In the past, we have seen day by day the Collects for all the days of Lent according to the Novus Ordo. I thought I would do something similar with the prayers for Advent.
I won’t make references to the lame-duck ICEL renditions. They aren’t worthy of our attention.
So we can turn our attention to the
Fac nos, quaesumus, Domine Deus noster,
adventum Christi Filii tui sollicitos expectare,
ut, dum venerit pulsans, orationibus vigilantes,
et in suis inveniat laudibus exsultantes.
We beseech You, O Lord our God, cause
us anxious ones to await the Coming of Christ Your Son,
so that, while He will have come knocking,
He will find us being vigilant in prayers and rejoicing in His praises.
The prime images here are Christ, on the move and coming to the door, where He stands knocking. We, on the other hand are within, keeping vigil. Thus, it is dark, late night, early morning. So, there is an interesting tension in the prayer. It compresses three distinct moments: Christ in motion, coming to the door. Christ at the door knocking. Christ entering through the door and finding the state we are in. The use of the present participles makes this tension possibles.
This prayer is from a very ancient source. It is adapted from an oration in the Gelasian Sacramentary. Here is the ancient text with the main differences underscored.
Fac nos, quaesumus, domine deus noster, peruigiles atque sollicitos aduentum expectare Christi filii tui domini nostri, ut dum venerit pulsans, non dormientis [sic] peccatis sed vigilantes et in suis inveniat laudibus exsultantes. That dormientis is like dormientes, an alternate form.
Do you see any theological difference? The text is slightly rearranged, but that doesn’t make too much difference. The main thing is that the snip-pasters of the Novus Ordo cut out the concept of sin: "so that when He will have come, He will not find (us) sleeping in sins, but waking…".
This gives us a little more insight. Remember that during Advent was have the constant cry to "Wake up!" In ancient times (and in the 1962MR and in the 2002MR) the lesson for Sunday, yesterday, was from Romans 13 where Paul says

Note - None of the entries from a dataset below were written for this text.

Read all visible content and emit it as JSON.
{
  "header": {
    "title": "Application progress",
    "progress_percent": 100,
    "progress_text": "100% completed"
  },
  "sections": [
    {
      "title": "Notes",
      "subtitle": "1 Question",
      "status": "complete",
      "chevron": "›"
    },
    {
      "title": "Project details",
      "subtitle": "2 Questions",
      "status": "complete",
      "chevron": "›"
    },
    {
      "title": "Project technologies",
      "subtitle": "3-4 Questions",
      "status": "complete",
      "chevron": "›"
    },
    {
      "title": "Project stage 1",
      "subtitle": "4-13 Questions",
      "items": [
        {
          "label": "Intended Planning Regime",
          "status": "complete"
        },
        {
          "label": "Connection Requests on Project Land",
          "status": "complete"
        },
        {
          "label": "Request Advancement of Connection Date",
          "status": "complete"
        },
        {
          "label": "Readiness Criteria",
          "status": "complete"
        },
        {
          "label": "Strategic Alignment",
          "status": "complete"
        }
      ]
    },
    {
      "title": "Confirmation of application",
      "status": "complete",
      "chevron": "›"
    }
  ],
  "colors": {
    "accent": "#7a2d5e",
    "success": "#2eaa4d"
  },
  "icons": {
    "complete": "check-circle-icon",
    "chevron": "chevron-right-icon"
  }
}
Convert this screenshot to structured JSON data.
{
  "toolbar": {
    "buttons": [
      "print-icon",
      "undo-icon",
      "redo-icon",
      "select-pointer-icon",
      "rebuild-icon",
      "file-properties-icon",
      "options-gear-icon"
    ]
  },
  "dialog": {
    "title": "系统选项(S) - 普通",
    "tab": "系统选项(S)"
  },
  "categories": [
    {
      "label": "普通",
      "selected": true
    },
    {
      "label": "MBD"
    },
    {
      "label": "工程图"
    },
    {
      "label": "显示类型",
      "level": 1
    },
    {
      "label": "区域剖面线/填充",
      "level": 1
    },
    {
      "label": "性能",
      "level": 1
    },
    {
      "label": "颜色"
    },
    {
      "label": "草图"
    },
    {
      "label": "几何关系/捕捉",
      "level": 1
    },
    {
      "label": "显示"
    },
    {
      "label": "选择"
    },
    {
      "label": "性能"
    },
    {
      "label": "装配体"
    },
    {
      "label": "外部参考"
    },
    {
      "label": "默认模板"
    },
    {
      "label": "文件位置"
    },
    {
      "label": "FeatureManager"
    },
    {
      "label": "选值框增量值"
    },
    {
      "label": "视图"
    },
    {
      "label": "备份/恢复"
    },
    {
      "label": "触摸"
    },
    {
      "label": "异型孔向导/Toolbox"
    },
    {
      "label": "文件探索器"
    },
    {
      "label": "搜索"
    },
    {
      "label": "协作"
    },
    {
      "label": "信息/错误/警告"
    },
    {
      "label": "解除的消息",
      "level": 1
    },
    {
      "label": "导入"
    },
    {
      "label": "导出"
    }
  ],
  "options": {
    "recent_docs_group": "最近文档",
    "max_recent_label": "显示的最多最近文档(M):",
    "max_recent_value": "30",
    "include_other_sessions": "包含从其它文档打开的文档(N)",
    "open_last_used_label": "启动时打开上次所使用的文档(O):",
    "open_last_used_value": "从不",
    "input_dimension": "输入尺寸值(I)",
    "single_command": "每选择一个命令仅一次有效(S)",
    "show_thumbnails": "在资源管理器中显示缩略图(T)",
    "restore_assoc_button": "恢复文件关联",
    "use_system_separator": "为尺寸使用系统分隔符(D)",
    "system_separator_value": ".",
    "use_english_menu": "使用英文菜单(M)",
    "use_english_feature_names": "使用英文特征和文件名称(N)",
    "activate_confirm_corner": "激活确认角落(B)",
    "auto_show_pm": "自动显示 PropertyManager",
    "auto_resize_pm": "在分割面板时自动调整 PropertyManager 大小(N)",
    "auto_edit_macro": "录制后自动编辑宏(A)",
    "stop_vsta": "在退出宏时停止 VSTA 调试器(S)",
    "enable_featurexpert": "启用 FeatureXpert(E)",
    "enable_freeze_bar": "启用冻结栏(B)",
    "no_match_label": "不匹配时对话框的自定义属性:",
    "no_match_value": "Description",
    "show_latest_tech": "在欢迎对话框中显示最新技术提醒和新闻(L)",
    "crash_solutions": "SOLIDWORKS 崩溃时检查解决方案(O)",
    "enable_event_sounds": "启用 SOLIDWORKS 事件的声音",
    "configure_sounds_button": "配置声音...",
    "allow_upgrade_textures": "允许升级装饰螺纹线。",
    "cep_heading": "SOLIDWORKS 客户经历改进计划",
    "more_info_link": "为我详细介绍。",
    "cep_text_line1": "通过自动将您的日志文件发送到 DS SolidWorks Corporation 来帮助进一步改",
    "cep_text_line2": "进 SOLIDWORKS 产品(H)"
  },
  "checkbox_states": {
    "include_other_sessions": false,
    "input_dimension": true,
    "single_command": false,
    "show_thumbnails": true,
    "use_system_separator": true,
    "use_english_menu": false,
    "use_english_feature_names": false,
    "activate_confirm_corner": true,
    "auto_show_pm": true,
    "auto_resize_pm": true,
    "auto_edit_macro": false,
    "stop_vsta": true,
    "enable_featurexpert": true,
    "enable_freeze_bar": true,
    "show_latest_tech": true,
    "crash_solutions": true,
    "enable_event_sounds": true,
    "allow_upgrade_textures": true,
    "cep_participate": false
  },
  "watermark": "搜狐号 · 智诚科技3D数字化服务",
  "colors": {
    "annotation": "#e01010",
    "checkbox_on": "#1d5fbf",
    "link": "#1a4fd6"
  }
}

Brethren, knowing that it is now the hour for us to rise from our sleep. For now our salvation is nearer than when we believed. The night is past and the day is at hand. Let us therefore cast off the works of darkness, and put on the armor of light. Let us walk honestly, as in the day: not in rioting and drunkenness, not in chambering and impurities, not in contention and envy: but put ye on the Lord Jesus Christ.
In the Novus Ordo Gospel from Matthew 24 for Sunday Jesus says: "Therefore, stay awake!"
In another place the Lord describes how wise servants stay alert even during the night when the master is gone and must come home to find them ready to open the door to him. In Matthew 24 Jesus speaks of the need for the master of the house to be vigilant against the enemy, the thief who would steal what is precious: our eternal happiness. I find it interesting that Christ speaks of the need for both master and servants to be vigilant. There is a measure of shared responsibility. In fact, the master will serve the servants. In Luke 12 we read:
“Blessed are those slaves whom the master will find on the alert when he comes; truly I say to you, that he will gird himself to serve, and have them recline at the table, and will come up and wait on them.”
And not forgetting that the season of Advent is about the Coming of the Lord at the end of things to judge the living and the dead, we can consider also the Book of Revelation 3:
“To the angel of the church in Laodicea, write this: ” ‘The Amen, the faithful and true witness, the source of God’s creation, says this: “I know your works; I know that you are neither cold nor hot. I wish you were either cold or hot. So, because you are lukewarm, neither hot nor cold, I will spit you out of my mouth. For you say, ‘I am rich and affluent and have no need of anything,’ and yet do not realize that you are wretched, pitiable, poor, blind, and naked. I advise you to buy from me gold refined by fire so that you may be rich, and white garments to put on so that your shameful nakedness may not be exposed, and buy ointment to smear on your eyes so that you may see. Those whom I love, I reprove and chastise. Be earnest, therefore, and repent. ” ‘”Behold, I stand at the door and knock. If anyone hears my voice and opens the door, (then) I will enter his house and dine with him, and he with me.